Police are searching for the remains of a mother of two from New Hampshire who lived on the same street as the Allenstown serial killer when she disappeared in 1980.
Officials in Manchester were joined by FBI agents in a wooded area on the western side of the city on Monday as they searched for any evidence or remains in the disappearance of Denise Ann Daneault, who was just 25 when she went missing after a night out with friends.
“It’s a big area back there and some challenging terrain,” homicide prosecutor Jeffery Strelzin told The (New Hampshire) Union Leader, adding that the case is officially a missing person case, but foul play is a possibility.
Authorities searched the area in November 2017 after receiving an anonymous tip. It's unclear what prompted the renewed search this week.
At the time of her disappearance, Daneault was living on the same street as serial killer Terry Peder Rasmussen, who died in prison in 2010 after being convicted of killing his common-law wife in Richmond, Calif. in 2002.
Rasmussen is believed to have killed as many as seven people. Investigators believe he may have also killed Daneault.
“I didn’t say we ruled him out. We don’t see a connection at this point,” Strelzin said.
Rasmussen was arrested in November 2002, several months after the body of his wife, Eunsoon Jun, was found buried in her basement. He was sentenced to 15 years in prison.
Police now believe he also killed a former girlfriend, Denise Beaudin, in the early 1980s while they were living in Manchester, N.H.
In Thanksgiving 1981, Rasmussen, Beaudin, who was 23 at the time, and her a 6-month-old daughter, disappeared. No missing person’s report was ever filed.
Though they were living in New Hampshire, authorities believe Rasmussen killed Beaudin somewhere in California and later abandoned her little girl in a nearby trailer park.
Boston 25 reported last year that Beaudin’s daughter, Lisa, only had shadowy memories of her life as a baby and recently decided to find out more about her past through DNA. This led to the discovery that Beaudin was her mother.
Beaudin’s remains have not been found.

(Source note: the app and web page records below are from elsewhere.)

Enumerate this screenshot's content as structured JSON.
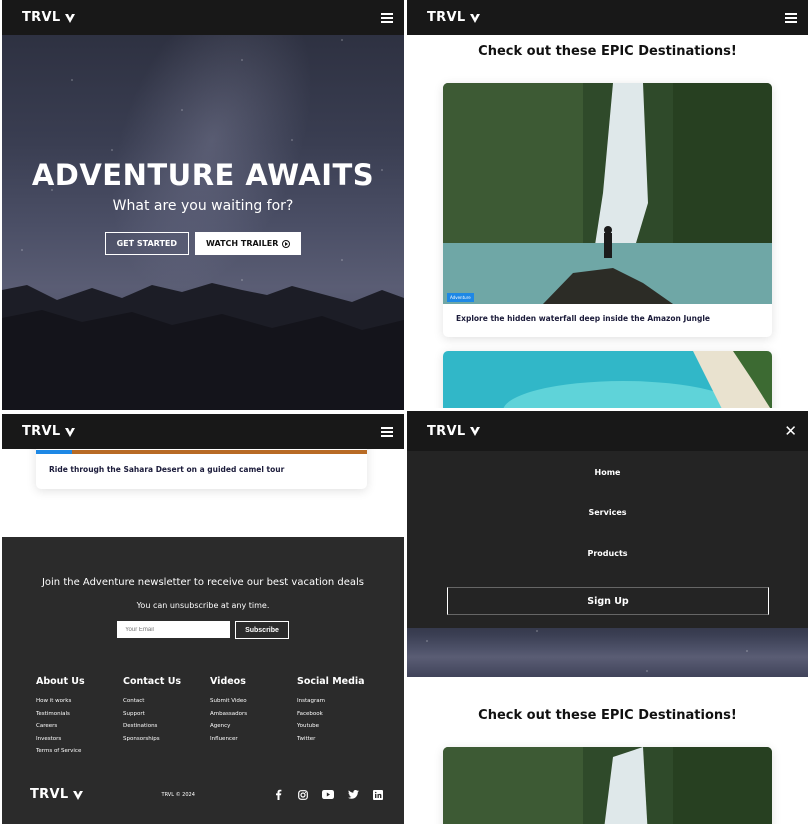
{
  "brand": {
    "name": "TRVL"
  },
  "hero": {
    "title": "ADVENTURE AWAITS",
    "subtitle": "What are you waiting for?",
    "primary_button": "GET STARTED",
    "secondary_button": "WATCH TRAILER"
  },
  "destinations": {
    "title": "Check out these EPIC Destinations!",
    "cards": [
      {
        "badge": "Adventure",
        "text": "Explore the hidden waterfall deep inside the Amazon Jungle"
      },
      {
        "text": "Ride through the Sahara Desert on a guided camel tour"
      }
    ]
  },
  "newsletter": {
    "title": "Join the Adventure newsletter to receive our best vacation deals",
    "subtitle": "You can unsubscribe at any time.",
    "email_placeholder": "Your Email",
    "button": "Subscribe"
  },
  "footer": {
    "columns": [
      {
        "title": "About Us",
        "links": [
          "How it works",
          "Testimonials",
          "Careers",
          "Investors",
          "Terms of Service"
        ]
      },
      {
        "title": "Contact Us",
        "links": [
          "Contact",
          "Support",
          "Destinations",
          "Sponsorships"
        ]
      },
      {
        "title": "Videos",
        "links": [
          "Submit Video",
          "Ambassadors",
          "Agency",
          "Influencer"
        ]
      },
      {
        "title": "Social Media",
        "links": [
          "Instagram",
          "Facebook",
          "Youtube",
          "Twitter"
        ]
      }
    ],
    "copyright": "TRVL © 2024",
    "social_icons": [
      "facebook-icon",
      "instagram-icon",
      "youtube-icon",
      "twitter-icon",
      "linkedin-icon"
    ]
  },
  "mobile_menu": {
    "items": [
      "Home",
      "Services",
      "Products"
    ],
    "signup": "Sign Up"
  },
  "colors": {
    "navbar": "#181818",
    "footer": "#2b2b2b",
    "menu": "#242424",
    "badge": "#1e88e5"
  }
}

The discovery that Beaudin was the child’s mother led police to Rasmussen. DNA tests later showed that he is also the father of a child found stuffed inside barrels in Allenstown. The body of an adult woman and two other children were also discovered in separate searches in 1985 and 2000.
Investigators have not yet identified the victims, who are not biologically related to Rasmussen.

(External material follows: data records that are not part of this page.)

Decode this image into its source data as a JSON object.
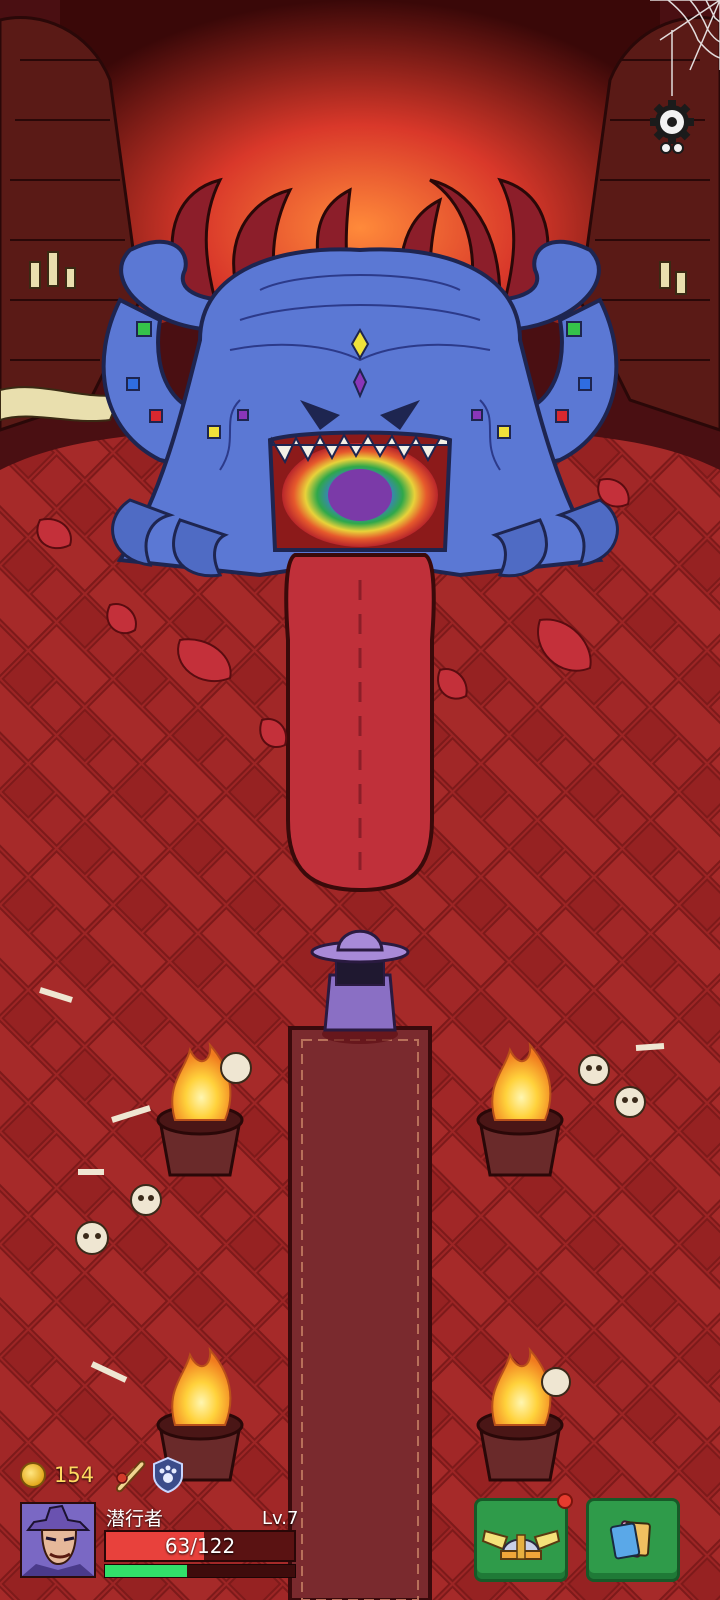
{
  "currency": {
    "coins": "154"
  },
  "player": {
    "name": "潜行者",
    "level": "Lv.7",
    "hp_text": "63/122",
    "hp_fraction": 0.52,
    "xp_fraction": 0.43
  },
  "icons": {
    "settings": "gear-icon",
    "coin": "coin-icon",
    "quest_scroll": "scroll-icon",
    "badge": "paw-badge-icon",
    "hero_menu": "winged-helmet-icon",
    "card_menu": "cards-icon"
  },
  "colors": {
    "floor": "#9a2323",
    "boss_blue": "#5b78d4",
    "tongue": "#c0303a",
    "button_green": "#2f9b4a",
    "hp_red": "#e8413c",
    "xp_green": "#31e06a",
    "coin_gold": "#ffd960"
  }
}
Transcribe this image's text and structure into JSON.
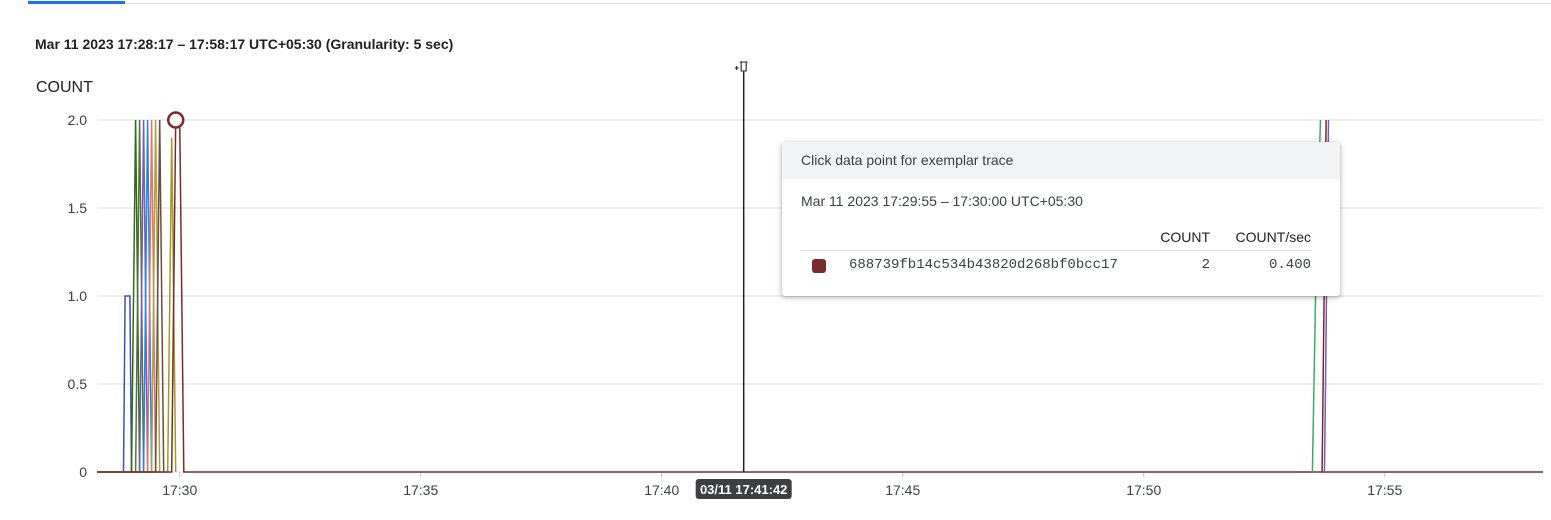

Boston 25 reported last year that Rasmussen’s victim in California and all the four victims in Allenstown died of blunt force trauma. His common-law wife and the oldest child in Allenstown were both dismembered.
Authorities have said all of the victims found in Allenstown were wrapped in material and electrical wire that came from Carol Cable, where Beaudin worked at the time.
Investigators say Rasmussen’s case was unique.
"What distinguishes Rasmussen from most serial killers, is that he targeted people with whom he had a relationship," criminologist Jack Levin told Boston 25 earlier month. "Most serial killers would never do that; it's the last thing they would do. Instead, they focus on complete strangers."